- **What to produce**
Look for the string "JSON" in the listing below, then copy every line that has it.

- **Listed entries**
┌────────
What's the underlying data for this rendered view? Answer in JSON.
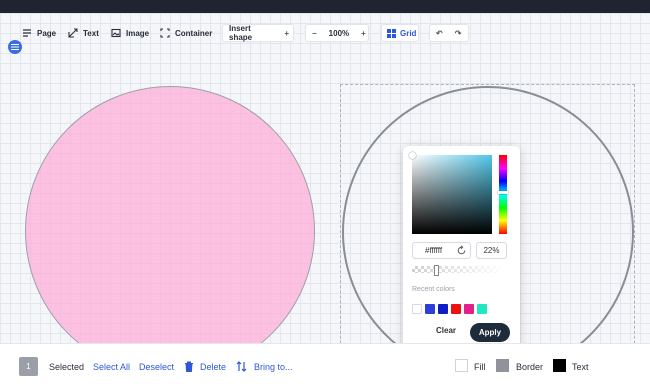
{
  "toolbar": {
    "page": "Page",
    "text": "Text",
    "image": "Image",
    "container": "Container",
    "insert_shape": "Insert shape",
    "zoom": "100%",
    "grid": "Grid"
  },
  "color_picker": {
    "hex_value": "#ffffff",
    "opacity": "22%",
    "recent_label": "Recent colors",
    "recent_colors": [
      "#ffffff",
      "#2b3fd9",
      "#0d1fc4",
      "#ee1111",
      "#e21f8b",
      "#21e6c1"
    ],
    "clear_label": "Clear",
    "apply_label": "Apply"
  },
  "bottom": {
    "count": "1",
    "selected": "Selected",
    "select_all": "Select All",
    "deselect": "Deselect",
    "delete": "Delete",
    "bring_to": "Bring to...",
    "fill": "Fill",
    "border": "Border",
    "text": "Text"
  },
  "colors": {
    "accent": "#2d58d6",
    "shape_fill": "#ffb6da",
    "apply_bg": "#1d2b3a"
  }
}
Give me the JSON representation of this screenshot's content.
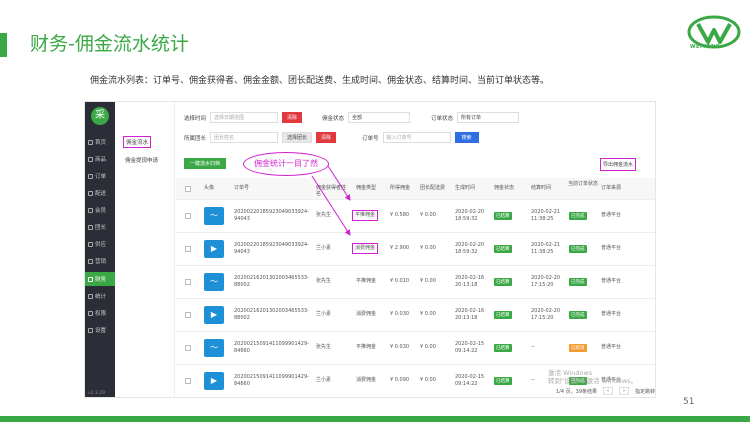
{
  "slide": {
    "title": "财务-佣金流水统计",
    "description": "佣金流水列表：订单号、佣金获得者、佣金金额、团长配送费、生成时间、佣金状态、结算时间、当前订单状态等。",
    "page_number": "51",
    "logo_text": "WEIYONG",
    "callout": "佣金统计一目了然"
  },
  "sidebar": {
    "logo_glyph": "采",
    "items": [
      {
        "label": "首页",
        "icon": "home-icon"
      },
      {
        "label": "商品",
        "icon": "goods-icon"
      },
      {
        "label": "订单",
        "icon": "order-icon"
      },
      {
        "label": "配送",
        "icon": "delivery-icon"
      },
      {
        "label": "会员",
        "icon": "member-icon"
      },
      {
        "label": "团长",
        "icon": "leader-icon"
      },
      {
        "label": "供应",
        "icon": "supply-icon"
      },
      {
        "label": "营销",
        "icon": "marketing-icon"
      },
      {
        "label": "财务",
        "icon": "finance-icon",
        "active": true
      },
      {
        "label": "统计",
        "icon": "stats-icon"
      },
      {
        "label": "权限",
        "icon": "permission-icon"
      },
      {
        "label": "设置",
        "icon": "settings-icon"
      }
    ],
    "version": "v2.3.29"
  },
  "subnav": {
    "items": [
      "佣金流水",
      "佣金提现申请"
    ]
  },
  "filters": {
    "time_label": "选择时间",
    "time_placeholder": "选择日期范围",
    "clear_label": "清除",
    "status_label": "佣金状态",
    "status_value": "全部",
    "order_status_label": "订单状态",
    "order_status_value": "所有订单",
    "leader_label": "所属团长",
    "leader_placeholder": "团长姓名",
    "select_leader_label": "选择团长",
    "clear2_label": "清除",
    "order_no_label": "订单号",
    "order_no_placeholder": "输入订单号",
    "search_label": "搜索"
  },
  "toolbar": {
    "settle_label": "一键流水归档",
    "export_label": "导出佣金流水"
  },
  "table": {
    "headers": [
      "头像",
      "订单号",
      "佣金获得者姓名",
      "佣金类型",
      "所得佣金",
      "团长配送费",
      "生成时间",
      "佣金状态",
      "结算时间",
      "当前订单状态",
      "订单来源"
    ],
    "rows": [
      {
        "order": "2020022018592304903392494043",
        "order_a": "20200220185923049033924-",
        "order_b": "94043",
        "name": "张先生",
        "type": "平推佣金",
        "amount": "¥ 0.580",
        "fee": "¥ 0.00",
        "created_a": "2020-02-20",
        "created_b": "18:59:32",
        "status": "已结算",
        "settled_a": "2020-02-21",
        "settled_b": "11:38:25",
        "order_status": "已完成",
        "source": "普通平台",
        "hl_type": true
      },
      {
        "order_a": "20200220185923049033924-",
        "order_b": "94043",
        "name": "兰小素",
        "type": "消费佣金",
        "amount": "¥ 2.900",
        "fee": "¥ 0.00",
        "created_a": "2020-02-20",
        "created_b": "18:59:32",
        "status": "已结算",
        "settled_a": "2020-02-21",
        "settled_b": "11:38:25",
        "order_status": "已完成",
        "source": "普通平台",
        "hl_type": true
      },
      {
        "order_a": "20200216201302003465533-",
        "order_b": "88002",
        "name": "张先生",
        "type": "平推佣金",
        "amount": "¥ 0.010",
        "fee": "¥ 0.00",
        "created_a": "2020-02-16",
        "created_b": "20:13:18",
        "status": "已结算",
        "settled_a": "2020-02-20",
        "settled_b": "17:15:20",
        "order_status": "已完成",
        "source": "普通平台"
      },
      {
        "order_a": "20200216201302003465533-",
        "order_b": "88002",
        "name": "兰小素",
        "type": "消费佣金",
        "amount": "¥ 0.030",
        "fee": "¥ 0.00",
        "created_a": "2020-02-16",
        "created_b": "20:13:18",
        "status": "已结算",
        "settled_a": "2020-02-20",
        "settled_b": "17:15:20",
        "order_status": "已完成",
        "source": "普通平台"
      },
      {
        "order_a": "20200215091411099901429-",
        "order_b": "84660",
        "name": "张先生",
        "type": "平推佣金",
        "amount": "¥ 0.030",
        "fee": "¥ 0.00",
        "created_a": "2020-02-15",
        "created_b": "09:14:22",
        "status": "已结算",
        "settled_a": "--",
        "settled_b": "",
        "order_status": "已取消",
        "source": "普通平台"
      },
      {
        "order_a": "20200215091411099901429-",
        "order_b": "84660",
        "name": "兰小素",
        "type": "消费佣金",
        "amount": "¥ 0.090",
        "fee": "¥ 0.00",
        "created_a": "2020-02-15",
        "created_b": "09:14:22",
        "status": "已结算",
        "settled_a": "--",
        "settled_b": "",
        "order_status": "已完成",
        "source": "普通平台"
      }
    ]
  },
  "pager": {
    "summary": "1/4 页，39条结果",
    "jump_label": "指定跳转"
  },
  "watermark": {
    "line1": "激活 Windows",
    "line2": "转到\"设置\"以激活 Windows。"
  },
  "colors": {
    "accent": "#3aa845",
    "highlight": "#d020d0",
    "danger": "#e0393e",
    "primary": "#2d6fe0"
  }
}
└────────
- **Response below**
What's the underlying data for this rendered view? Answer in JSON.
Give me the JSON representation of this screenshot's content.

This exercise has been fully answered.